Read the data line by line and say how many lines contain the string "JSON", giving the number alone.

● **PROVIDED DATA**
^^^^^^^^^^^^^^^^

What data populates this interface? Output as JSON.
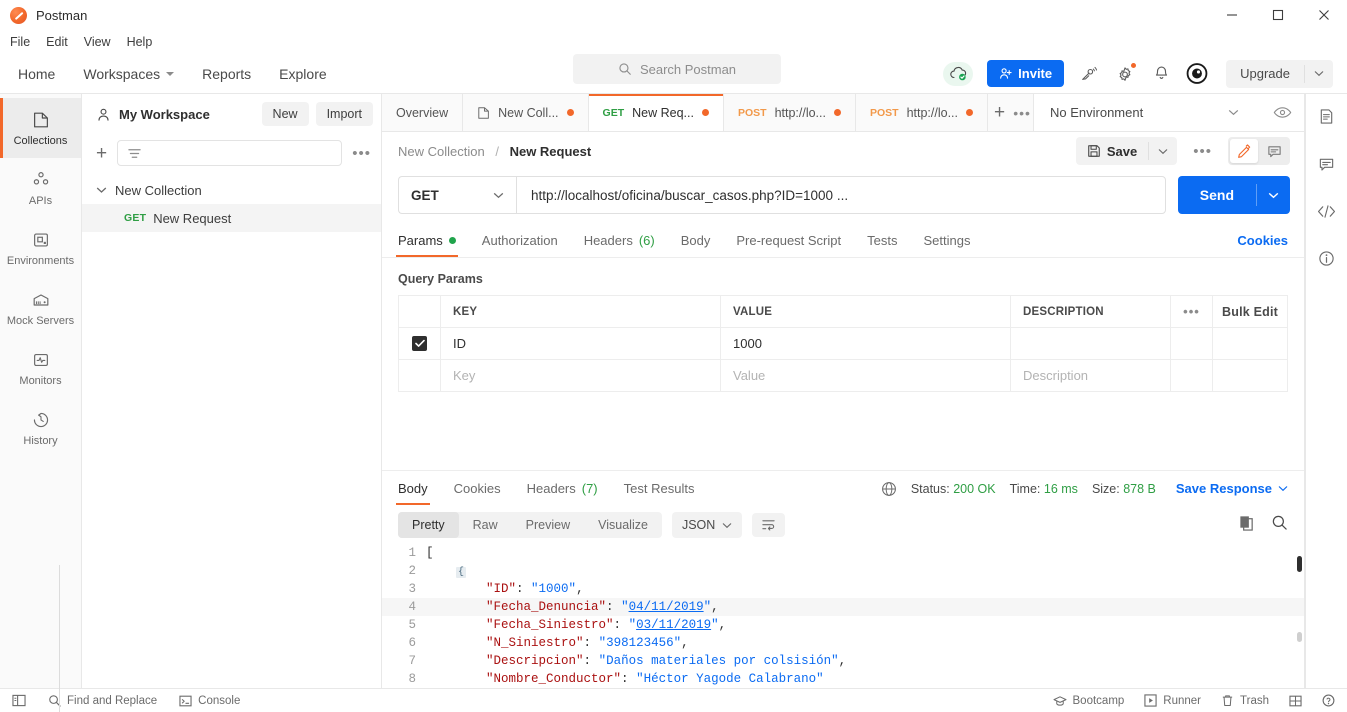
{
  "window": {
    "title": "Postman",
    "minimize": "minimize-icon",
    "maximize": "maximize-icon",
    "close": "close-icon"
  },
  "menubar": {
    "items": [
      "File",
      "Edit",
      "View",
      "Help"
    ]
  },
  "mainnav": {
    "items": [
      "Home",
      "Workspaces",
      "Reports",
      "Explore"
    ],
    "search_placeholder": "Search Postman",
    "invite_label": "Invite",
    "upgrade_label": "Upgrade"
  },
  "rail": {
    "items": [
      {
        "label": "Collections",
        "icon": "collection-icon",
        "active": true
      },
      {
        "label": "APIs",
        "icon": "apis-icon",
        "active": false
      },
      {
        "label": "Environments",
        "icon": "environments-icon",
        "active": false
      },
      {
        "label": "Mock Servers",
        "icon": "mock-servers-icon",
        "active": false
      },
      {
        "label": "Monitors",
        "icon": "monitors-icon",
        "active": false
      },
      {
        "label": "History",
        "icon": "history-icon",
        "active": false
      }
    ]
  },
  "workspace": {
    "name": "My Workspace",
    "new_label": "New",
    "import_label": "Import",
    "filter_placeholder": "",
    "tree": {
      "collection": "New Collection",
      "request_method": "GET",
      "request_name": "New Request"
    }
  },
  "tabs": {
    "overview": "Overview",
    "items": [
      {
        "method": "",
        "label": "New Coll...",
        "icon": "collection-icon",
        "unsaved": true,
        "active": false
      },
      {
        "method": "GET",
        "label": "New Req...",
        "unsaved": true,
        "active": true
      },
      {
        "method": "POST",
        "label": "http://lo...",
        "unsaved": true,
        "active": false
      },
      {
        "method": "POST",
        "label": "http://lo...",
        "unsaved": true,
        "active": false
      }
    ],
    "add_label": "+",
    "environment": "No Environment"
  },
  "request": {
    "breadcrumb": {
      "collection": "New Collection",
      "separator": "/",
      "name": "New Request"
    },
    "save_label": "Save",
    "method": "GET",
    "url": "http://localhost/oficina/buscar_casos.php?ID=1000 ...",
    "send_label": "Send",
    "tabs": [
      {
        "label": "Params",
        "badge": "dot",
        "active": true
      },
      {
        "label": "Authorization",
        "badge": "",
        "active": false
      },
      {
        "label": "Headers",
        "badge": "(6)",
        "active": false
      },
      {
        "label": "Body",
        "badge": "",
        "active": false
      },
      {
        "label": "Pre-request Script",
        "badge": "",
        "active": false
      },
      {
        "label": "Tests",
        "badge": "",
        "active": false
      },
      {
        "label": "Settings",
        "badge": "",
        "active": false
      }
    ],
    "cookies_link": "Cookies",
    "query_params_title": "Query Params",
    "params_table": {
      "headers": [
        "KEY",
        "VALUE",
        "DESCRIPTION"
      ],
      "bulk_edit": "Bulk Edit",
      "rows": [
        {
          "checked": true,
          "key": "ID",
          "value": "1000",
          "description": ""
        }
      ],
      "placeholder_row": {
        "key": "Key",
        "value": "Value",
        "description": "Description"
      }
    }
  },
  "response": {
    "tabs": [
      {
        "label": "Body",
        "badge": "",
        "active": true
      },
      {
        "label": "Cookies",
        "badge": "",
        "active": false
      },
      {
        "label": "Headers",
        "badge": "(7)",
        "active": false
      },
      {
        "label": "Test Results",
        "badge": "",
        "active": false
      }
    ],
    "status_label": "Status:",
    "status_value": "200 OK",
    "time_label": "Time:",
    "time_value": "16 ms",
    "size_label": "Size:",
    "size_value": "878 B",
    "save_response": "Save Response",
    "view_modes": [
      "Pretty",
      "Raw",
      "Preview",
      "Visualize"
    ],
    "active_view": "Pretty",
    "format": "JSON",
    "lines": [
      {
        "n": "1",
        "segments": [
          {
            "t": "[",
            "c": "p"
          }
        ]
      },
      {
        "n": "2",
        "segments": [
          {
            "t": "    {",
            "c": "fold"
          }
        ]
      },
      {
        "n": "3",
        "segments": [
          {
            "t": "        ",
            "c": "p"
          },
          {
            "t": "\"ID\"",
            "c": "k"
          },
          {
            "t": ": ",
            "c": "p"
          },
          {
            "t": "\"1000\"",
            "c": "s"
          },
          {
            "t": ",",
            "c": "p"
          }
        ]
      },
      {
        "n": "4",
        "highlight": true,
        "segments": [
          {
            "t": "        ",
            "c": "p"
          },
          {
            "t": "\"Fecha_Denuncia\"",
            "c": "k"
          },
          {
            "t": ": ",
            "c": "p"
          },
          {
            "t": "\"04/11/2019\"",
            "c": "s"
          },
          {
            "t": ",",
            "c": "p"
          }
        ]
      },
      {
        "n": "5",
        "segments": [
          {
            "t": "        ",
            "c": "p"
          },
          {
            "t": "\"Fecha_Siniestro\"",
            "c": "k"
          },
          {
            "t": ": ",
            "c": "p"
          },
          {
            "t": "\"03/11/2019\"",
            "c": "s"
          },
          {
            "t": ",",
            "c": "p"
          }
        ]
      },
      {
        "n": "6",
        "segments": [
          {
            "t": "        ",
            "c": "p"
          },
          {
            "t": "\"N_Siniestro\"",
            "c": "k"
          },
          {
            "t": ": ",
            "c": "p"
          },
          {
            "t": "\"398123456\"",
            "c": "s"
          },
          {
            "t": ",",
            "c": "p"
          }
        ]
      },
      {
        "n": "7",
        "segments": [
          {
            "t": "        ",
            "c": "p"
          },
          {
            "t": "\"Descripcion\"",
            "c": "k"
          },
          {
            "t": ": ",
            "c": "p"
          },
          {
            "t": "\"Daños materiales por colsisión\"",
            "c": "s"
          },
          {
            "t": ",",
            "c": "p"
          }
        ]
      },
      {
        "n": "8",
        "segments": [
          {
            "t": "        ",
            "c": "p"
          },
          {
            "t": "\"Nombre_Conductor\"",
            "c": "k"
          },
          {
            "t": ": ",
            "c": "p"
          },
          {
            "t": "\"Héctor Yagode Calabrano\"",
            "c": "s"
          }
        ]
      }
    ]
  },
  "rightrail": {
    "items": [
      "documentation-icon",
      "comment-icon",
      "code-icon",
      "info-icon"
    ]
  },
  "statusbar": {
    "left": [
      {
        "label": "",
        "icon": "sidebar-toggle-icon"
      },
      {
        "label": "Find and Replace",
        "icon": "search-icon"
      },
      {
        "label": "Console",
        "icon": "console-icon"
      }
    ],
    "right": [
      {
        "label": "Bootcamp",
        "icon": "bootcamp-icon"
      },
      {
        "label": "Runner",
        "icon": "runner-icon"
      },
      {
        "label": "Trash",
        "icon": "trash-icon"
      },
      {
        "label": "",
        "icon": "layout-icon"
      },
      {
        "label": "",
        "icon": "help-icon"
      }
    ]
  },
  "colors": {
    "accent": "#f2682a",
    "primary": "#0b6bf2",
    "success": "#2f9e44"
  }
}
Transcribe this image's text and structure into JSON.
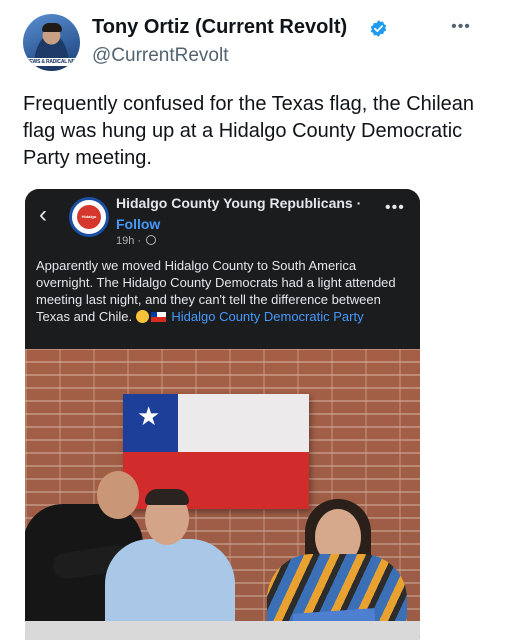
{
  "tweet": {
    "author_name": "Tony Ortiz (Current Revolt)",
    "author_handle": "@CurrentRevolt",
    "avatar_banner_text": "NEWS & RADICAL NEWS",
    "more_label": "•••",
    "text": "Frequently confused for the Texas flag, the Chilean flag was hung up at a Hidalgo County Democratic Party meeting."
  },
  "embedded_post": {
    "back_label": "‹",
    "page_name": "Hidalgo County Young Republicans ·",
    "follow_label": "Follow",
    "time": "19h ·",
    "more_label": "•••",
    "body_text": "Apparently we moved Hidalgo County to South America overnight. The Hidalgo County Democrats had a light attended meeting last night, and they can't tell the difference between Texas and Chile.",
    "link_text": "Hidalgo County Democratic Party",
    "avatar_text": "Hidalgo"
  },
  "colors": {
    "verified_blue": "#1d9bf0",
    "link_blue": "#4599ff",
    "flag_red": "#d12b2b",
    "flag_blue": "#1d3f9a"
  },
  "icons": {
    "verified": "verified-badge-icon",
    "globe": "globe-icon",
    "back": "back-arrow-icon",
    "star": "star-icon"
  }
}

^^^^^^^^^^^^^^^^

● **TASK ANSWER**
3